His decision comes after the U.S. Supreme Court earlier this month temporarily blocked another order that would have allowed a transgender student to use the boys’ bathroom at a Virginia high school.

Advocates for the transgender student protections said Monday's ruling puts transgender students "at even greater risk of discrimination, harassment and discrimination."

“All students, regardless of their gender identity, deserve to be able to learn in an environment free from discrimination," said Sarah Warbelow, legal director for the Human Rights Campaign. Schools are still required to protect students' civil rights and can still choose to follow the federal guidance despite the ruling blocking enforcement by the feds, she added.

Transgender people’s use of bathrooms and other public facilities has emerged as the latest sticking point in a series of battles between social conservatives and the Obama administration that have included gay marriage.

The U.S. Supreme Court ruled in June 2015 that the Constitution guarantees a right to same-sex marriage.

Alexa Ura contributed to this report.

This story has been updated.

Read more about Texas' transgender students:

·         In an advisory opinion, Attorney General Ken Paxton says the Fort Worth school superintendent exceeded his authority — and may have run afoul of state law — by issuing a policy to accommodate transgender students.

·         In a largely conservative, suburban Houston enclave with perfectly manicured front lawns, this transgender boy sees the bathroom fight as just silly.

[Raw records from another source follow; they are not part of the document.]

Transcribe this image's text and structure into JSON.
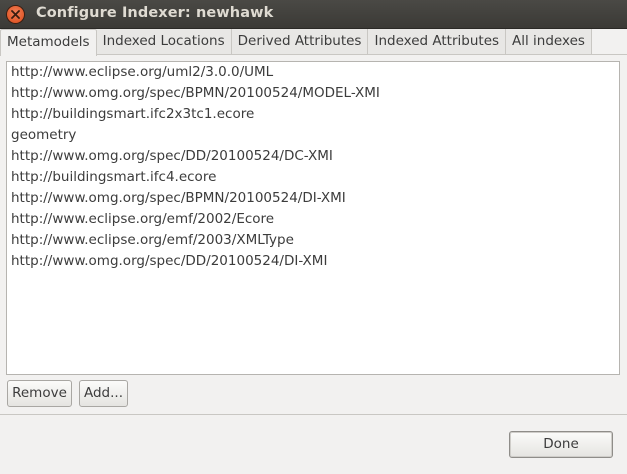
{
  "window": {
    "title": "Configure Indexer: newhawk"
  },
  "tabs": [
    {
      "label": "Metamodels",
      "active": true
    },
    {
      "label": "Indexed Locations",
      "active": false
    },
    {
      "label": "Derived Attributes",
      "active": false
    },
    {
      "label": "Indexed Attributes",
      "active": false
    },
    {
      "label": "All indexes",
      "active": false
    }
  ],
  "metamodels": [
    "http://www.eclipse.org/uml2/3.0.0/UML",
    "http://www.omg.org/spec/BPMN/20100524/MODEL-XMI",
    "http://buildingsmart.ifc2x3tc1.ecore",
    "geometry",
    "http://www.omg.org/spec/DD/20100524/DC-XMI",
    "http://buildingsmart.ifc4.ecore",
    "http://www.omg.org/spec/BPMN/20100524/DI-XMI",
    "http://www.eclipse.org/emf/2002/Ecore",
    "http://www.eclipse.org/emf/2003/XMLType",
    "http://www.omg.org/spec/DD/20100524/DI-XMI"
  ],
  "buttons": {
    "remove": "Remove",
    "add": "Add...",
    "done": "Done"
  },
  "icons": {
    "close": "close-icon"
  },
  "colors": {
    "titlebar": "#3b3a36",
    "close_button": "#e2592a",
    "background": "#f2f1f0"
  }
}
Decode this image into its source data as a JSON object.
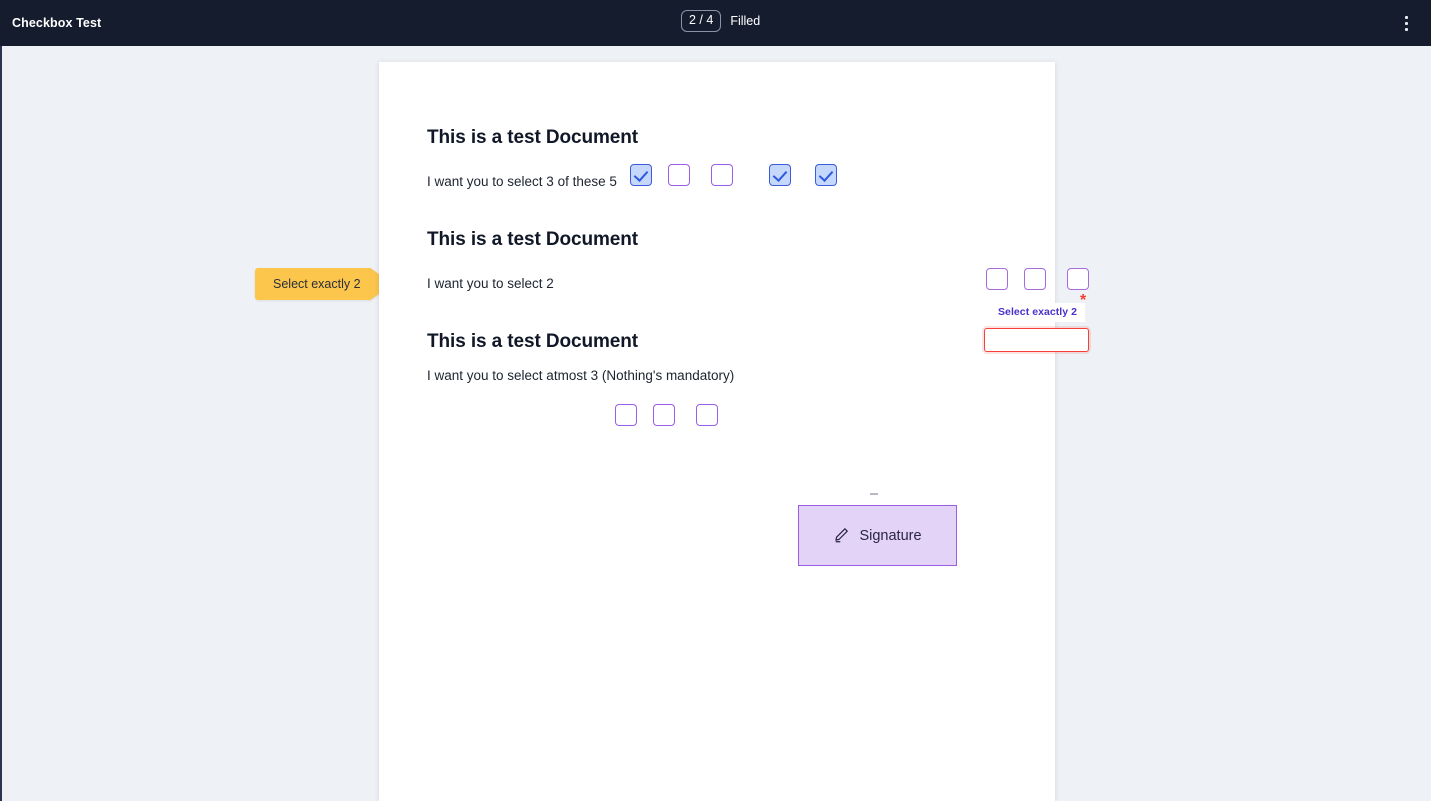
{
  "topbar": {
    "app_title": "Checkbox Test",
    "fill_count": "2 / 4",
    "fill_label": "Filled",
    "overflow_icon": "more-vertical-icon"
  },
  "callout": {
    "text": "Select exactly 2"
  },
  "document": {
    "sections": [
      {
        "heading": "This is a test Document",
        "prompt": "I want you to select 3 of these 5",
        "checkboxes": [
          {
            "checked": true
          },
          {
            "checked": false
          },
          {
            "checked": false
          },
          {
            "checked": true
          },
          {
            "checked": true
          }
        ]
      },
      {
        "heading": "This is a test Document",
        "prompt": "I want you to select 2",
        "required_marker": "*",
        "inline_hint": "Select exactly 2",
        "checkboxes": [
          {
            "checked": false
          },
          {
            "checked": false
          },
          {
            "checked": false
          }
        ]
      },
      {
        "heading": "This is a test Document",
        "prompt": "I want you to select atmost 3 (Nothing's mandatory)",
        "checkboxes": [
          {
            "checked": false
          },
          {
            "checked": false
          },
          {
            "checked": false
          }
        ]
      }
    ],
    "signature": {
      "label": "Signature",
      "icon": "pen-signature-icon"
    }
  },
  "colors": {
    "topbar_bg": "#151c2e",
    "page_bg": "#eef1f5",
    "doc_bg": "#ffffff",
    "checkbox_border": "#9b5de5",
    "checkbox_checked_bg": "#c5d7fb",
    "checkbox_checked_border": "#3b5bdb",
    "required_red": "#f4423a",
    "hint_purple": "#4a31c9",
    "callout_amber": "#fcc54b",
    "signature_bg": "#e2d3f7"
  }
}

·         Texas' colleges and universities have largely been left out of the debate over transgender bathroom policies — for now.

The Texas Tribune provided this story